I.R.S. officials say they consider breast milk a food that can promote good health, the same way that eating citrus fruit can prevent scurvy. But because the I.R.S. code considers nutrition a necessity rather than a medical condition, the agency’s analysts view the cost of breast pumps, bottles and pads as no more deserving of a tax break than an orange juicer.
Hmmmm. I would think teeth would be considered “natural,” and a “necessity,” but when you lose them you get your dental work and your denture adhesive covered. I would think breathing is considered a “necessity” and not a medical condition, but we cover breathing tubes in the hospital when breathing is compromised.
Yet under health reform American women intending to bear a child, who set aside part of their pretax earnings in flexible spending accounts to pay for un-reimbursed medical expenses will not be using them to pay for breast pumps. No, no, no. The men can get Viagra to make the babies. The women can’t get reimbursed for feeding them.
Two, and here is my favorite “don’t-cover-the-pumps” reason: the IRS is concerned that if it allows coverage of breastfeeding equipment and supplies, women may abuse the privilege.
Yep. You heard it right. We now have the advent of the breastfeeding-flexible-spending queen to replace the welfare queen.
Roy Ramthun, a former Treasury Department official, said that tax officials’ reluctance to classify those costs as medical expenses stemmed from a fear that the program might be abused.

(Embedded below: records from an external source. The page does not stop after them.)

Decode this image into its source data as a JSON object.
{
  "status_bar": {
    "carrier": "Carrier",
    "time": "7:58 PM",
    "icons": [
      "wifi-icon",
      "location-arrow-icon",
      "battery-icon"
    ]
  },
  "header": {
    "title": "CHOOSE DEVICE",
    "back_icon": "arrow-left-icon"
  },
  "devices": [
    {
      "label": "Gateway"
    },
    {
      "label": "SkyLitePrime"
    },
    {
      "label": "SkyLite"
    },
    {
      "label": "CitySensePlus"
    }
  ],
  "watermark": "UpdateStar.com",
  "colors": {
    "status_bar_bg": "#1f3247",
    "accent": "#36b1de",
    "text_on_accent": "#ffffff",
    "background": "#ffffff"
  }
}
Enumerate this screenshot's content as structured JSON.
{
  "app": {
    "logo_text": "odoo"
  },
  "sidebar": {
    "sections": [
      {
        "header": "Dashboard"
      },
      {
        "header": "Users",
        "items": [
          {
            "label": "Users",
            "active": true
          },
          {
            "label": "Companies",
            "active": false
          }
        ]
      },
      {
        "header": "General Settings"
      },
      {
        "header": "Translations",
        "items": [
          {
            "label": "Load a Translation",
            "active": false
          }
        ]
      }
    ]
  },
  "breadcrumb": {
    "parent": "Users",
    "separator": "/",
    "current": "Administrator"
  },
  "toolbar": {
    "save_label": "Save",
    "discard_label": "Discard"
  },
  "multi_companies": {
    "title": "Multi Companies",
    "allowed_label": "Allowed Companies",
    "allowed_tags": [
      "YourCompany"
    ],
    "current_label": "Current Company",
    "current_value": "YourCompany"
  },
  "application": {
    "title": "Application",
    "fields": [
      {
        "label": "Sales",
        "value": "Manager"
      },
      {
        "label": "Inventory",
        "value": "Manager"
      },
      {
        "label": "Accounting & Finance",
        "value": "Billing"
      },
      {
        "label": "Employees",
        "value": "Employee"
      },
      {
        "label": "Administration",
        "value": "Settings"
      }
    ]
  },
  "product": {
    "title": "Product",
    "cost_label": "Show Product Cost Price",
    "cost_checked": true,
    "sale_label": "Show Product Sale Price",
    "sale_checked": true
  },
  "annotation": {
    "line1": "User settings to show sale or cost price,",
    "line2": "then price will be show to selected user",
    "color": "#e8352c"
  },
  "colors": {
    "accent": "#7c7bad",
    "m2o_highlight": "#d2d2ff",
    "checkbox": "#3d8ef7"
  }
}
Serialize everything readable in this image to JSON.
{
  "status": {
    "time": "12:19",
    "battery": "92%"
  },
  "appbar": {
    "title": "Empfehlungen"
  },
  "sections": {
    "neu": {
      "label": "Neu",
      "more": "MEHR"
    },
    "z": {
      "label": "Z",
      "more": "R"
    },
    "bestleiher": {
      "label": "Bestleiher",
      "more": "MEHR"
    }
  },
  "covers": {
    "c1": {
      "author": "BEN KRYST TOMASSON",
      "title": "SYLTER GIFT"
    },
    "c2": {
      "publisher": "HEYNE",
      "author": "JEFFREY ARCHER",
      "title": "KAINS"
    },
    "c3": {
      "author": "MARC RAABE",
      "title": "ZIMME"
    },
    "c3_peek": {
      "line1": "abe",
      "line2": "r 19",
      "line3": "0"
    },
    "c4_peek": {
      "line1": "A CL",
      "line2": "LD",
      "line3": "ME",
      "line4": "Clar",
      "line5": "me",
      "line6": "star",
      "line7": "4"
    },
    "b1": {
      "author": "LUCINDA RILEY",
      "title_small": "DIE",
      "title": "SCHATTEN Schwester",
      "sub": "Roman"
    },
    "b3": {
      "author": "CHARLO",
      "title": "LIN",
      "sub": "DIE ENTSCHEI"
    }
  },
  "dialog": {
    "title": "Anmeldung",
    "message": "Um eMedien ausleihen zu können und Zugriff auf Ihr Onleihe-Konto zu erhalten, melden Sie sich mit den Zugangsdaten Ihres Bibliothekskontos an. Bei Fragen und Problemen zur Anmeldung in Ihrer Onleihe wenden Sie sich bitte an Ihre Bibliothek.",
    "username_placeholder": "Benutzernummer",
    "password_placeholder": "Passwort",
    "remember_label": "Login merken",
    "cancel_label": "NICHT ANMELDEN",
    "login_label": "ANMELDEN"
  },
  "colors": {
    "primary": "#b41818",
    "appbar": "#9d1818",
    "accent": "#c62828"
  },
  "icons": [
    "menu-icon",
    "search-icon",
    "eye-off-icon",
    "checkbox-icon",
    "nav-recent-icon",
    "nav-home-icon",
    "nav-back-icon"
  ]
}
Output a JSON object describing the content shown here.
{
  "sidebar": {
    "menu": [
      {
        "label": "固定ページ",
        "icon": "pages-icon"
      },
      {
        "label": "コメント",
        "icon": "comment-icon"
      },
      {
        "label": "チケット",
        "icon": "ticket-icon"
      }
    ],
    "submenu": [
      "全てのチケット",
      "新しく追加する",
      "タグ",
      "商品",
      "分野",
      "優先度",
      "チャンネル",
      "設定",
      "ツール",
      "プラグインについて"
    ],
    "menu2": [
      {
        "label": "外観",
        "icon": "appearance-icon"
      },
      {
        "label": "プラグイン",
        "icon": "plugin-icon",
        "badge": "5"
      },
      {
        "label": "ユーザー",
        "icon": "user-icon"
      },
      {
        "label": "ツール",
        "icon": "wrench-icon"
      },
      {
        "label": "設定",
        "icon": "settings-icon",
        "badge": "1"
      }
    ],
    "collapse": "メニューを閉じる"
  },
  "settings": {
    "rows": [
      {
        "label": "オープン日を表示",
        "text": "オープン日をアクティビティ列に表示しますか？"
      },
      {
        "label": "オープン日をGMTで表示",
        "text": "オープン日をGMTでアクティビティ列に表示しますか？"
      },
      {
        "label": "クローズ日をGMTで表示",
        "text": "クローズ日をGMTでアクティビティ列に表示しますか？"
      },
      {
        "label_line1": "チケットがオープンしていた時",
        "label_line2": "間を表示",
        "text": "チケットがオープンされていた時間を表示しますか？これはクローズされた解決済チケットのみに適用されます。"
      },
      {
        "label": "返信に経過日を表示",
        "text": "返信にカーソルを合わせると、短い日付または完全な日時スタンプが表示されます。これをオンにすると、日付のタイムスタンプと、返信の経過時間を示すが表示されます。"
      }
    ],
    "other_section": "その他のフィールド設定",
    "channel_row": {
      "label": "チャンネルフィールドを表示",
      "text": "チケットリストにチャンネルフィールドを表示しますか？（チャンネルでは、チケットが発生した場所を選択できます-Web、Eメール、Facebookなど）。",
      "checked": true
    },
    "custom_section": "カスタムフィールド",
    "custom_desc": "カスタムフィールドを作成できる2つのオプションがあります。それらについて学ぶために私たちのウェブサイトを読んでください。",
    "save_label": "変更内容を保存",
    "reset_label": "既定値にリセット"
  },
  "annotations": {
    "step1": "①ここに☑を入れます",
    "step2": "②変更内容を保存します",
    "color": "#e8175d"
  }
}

“They get very uneasy about anything that smacks of food because they fear it will open up all sorts of exceptions,” said Mr. Ramthun, who runs a consulting company that specializes in health savings accounts. “It’s a matter of cost and of protecting the integrity of the tax code.”
Yes, I can see it now. Women using their flexible spending accounts to purchase breast pumps in different colors and sizes. Women buying designer nursing pads to cover their leaking nipples at work. Women who are not even mothers buying breast pumps to encourage their own milk production and creating a black market in breast milk on eBay.
I wonder how I missed this opportunity to cheat the system when I nursed both my kids. If the IRS reverses this decision, I’m seeing a scandal bigger than Madoff.
What this reveals is that misogyny and discrimination in this country is so deeply engrained in our psyche we don’t even know it when we see it. We create ridiculous barriers for women because they are women and we don’t even realize how ridiculous–indeed unethical, unhealthy and uneconomical–those barriers are. Or how unjust.
The lack of coverage is not for lack of trying by advocates:
“Everyone says they support breast-feeding, but getting businesses and Congress to act on it has been surprisingly difficult,” said Barbara Emanuel, executive director of the breast-feeding advocacy group La Leche League International. “We get resistance from the formula companies and cultural resistance, so it can be hard to get nursing mothers the support that everyone agrees they deserve.”
Well, when you’ve got Senators like John Kyl telling us he doesn’t want insurance to have to cover maternity care because “he doesn’t need it,” and you’ve got “leading” media analysts like Joe Klein scoffing at the idea that businesses be made to ensure their lactating female workers have a private space to pump, you can imagine why it might be this difficult.